While all Wercker applications ship with the build pipeline out of the box, this isn’t always enough. You may also need to add custom pipelines come into play. With pipelines, automating a build process in stages or when code changes is a nearly painless process, and takes only minutes to set up.
This page walks through an example of setting up a pipeline in Wercker.
To get started, let’s take a look at an example wercker.yml file with build and deploy pipelines already defined.
box: ubuntu build: steps: - script: name: step one code: echo "Step One" - script: name: step two code: echo "Step Two" - script: name: step three code: echo "Step Three" - script: name: step four code: echo "Step Four" - script: name: step five code: echo "Step Five" deploy: steps: - script: name: step one code: echo "Step One" - script: name: step two code: echo "Step Two" - script: name: step three code: echo "Step Three" - script: name: step four code: echo "Step Four" - script: name: step five code: echo "Step Five"
While it’s not much of a CI/CD workflow, the above config file should be enough to demonstrate how defined pipelines can work independently of one another, and are only executed when configured directly within a Wercker application.
Since Wercker automatically creates the build pipeline when you import your application, half of the work is done, but what about the other half?
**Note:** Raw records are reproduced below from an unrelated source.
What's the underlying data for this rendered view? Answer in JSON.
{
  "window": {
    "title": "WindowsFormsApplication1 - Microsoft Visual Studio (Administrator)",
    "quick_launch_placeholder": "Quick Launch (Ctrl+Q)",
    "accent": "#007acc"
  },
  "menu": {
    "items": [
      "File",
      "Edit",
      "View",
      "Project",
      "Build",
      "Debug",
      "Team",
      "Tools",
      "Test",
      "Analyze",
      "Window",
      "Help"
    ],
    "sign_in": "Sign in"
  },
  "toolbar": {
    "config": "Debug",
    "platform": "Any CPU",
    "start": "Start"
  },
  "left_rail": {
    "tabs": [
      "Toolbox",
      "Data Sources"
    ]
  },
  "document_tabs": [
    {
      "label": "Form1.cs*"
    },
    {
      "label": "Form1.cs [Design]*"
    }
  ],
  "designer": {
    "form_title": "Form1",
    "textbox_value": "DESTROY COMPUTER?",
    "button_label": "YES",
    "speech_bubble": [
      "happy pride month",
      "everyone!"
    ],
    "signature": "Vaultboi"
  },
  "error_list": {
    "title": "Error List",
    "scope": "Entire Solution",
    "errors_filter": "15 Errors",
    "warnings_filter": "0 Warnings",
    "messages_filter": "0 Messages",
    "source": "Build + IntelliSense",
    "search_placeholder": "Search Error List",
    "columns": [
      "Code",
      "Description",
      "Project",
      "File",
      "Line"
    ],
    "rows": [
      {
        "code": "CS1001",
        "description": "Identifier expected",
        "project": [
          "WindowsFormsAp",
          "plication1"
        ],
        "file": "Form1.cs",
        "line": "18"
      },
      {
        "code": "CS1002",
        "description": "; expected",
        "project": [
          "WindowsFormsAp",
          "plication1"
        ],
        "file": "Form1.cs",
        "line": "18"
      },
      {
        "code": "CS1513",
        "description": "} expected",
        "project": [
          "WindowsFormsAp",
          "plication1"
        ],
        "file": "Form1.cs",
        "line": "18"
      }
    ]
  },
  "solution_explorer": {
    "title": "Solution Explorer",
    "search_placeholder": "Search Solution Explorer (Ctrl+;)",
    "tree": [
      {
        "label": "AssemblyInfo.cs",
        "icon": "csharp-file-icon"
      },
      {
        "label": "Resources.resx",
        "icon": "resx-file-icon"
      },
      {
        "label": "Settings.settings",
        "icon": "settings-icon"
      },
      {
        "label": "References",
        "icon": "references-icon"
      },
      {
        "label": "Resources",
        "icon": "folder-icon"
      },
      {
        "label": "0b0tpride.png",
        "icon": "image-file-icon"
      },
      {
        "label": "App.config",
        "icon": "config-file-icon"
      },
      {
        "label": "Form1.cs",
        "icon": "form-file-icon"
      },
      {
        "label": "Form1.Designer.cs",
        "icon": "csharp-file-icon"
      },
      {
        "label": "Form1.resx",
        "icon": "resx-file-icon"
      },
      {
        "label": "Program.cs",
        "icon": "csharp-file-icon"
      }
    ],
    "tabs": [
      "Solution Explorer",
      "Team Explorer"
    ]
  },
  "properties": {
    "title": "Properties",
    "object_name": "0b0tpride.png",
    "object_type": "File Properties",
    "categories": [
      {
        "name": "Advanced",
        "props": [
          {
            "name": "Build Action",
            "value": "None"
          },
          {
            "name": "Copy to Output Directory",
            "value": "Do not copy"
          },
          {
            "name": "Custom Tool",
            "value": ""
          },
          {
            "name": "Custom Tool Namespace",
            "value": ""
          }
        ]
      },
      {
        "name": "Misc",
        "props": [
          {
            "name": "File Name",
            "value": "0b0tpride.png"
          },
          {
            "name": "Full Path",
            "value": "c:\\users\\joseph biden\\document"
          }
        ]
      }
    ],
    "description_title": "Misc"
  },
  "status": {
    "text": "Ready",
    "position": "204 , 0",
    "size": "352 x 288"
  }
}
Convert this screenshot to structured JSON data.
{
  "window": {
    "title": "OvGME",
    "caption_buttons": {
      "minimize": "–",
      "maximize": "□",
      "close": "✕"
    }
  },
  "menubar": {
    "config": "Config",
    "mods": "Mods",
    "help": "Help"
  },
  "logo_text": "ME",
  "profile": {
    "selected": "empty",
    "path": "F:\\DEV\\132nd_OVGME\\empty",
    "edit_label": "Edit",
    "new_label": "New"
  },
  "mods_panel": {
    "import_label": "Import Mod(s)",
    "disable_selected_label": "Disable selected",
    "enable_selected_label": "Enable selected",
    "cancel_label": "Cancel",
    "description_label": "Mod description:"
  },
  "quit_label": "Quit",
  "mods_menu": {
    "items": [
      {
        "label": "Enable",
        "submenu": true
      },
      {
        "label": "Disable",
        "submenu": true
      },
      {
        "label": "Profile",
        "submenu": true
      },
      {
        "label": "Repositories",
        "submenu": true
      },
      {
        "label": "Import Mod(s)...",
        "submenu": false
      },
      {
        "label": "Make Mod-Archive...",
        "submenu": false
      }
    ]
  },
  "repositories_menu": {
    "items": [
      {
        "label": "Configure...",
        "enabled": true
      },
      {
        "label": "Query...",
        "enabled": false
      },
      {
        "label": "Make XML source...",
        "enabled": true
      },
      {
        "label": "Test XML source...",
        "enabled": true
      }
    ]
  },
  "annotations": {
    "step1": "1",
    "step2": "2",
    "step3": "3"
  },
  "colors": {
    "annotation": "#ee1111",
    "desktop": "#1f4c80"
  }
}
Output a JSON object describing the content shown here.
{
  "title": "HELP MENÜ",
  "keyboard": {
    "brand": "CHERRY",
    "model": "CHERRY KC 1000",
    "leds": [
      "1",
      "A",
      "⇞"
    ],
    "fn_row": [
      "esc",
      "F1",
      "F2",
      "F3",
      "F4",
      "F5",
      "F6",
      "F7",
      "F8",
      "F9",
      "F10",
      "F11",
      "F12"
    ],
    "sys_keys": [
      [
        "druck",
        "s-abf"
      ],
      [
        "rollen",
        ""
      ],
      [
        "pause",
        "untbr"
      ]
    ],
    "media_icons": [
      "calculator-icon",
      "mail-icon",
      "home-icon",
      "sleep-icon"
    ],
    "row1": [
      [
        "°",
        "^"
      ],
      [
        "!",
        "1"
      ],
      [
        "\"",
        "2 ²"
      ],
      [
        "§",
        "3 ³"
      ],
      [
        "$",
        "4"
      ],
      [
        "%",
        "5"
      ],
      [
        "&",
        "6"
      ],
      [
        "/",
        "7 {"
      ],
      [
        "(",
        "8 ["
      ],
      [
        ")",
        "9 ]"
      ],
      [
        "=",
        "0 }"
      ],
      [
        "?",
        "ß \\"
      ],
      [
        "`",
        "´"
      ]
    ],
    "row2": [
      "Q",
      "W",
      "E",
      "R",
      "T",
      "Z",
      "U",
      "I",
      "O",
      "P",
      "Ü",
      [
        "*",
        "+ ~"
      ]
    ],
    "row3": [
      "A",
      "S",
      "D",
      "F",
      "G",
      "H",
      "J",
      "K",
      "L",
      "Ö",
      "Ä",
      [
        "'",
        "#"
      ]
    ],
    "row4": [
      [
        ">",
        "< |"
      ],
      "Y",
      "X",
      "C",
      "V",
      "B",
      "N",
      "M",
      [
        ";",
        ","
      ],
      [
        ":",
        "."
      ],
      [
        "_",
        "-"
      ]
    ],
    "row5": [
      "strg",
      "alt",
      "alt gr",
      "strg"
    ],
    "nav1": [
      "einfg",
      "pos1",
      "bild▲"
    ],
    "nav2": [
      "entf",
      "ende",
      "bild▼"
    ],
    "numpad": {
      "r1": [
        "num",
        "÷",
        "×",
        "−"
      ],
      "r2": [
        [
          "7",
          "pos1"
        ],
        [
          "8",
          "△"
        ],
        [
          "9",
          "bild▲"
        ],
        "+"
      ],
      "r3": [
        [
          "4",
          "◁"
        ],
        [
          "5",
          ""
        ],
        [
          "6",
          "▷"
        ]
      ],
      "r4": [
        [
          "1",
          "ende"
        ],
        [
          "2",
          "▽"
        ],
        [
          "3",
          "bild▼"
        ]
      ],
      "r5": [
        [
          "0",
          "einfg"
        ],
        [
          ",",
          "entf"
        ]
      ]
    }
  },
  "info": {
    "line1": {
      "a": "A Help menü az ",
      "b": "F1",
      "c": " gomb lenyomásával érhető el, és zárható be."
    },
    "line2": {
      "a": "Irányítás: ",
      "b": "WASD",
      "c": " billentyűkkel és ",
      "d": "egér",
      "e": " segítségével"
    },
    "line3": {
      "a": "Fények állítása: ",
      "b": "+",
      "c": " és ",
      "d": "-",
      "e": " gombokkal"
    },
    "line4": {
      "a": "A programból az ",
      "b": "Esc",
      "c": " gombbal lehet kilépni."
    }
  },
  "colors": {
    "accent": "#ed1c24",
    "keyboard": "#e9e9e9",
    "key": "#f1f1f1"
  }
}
To run the deploy pipeline, we first must create a new pipeline within our application’s Wercker dashboard.
This can be accomplished by clicking on “Add new pipeline” under the “Workflows” tab. While the Name and YML Pipeline Name inputs should be self-explanatory, the Hook Type might not be as clear. This value is used to decide when to run the pipeline: Default runs whenever you tell it to run, and can be automated using workflows, and Git Push runs whenever you push new code up to designated branches.
Once we’ve created our pipeline, we then need to add it to a workflow. (This step is only necessary if the Default hook type was chosen.) To do this, you can either start a new workflow, or (in the case of a standard build -> deploy process), you can configure it to run after an existing step.
As you can see from the screenshot above, our demo deploy pipeline has been configured to run when the build pipeline finishes. It is important to note that with workflows, your configured pipelines can be executed serially or in parallel under any number of conditions, allowing for incredibly complex build processes with minimal setup.
You’ve successfully created your first Wercker pipelines. On your next build, you should see your new pipeline run immediately after the build step. While this example is fairly simplistic, you can see just how powerful it can be for automating multiple builds, deploying code and assets to different servers, and running branch-specific scripts.
So what’s next? How can we take things further?
At their core, Wercker pipelines are just isolated build scripts that can be run independently of one another. This means that however you design your build process (the box you run, environment variables you define, services you spin up, etc.), the same level of configuration can be achieved for any additional pipeline. Check out the Per-Pipeline Containers documentation for more information.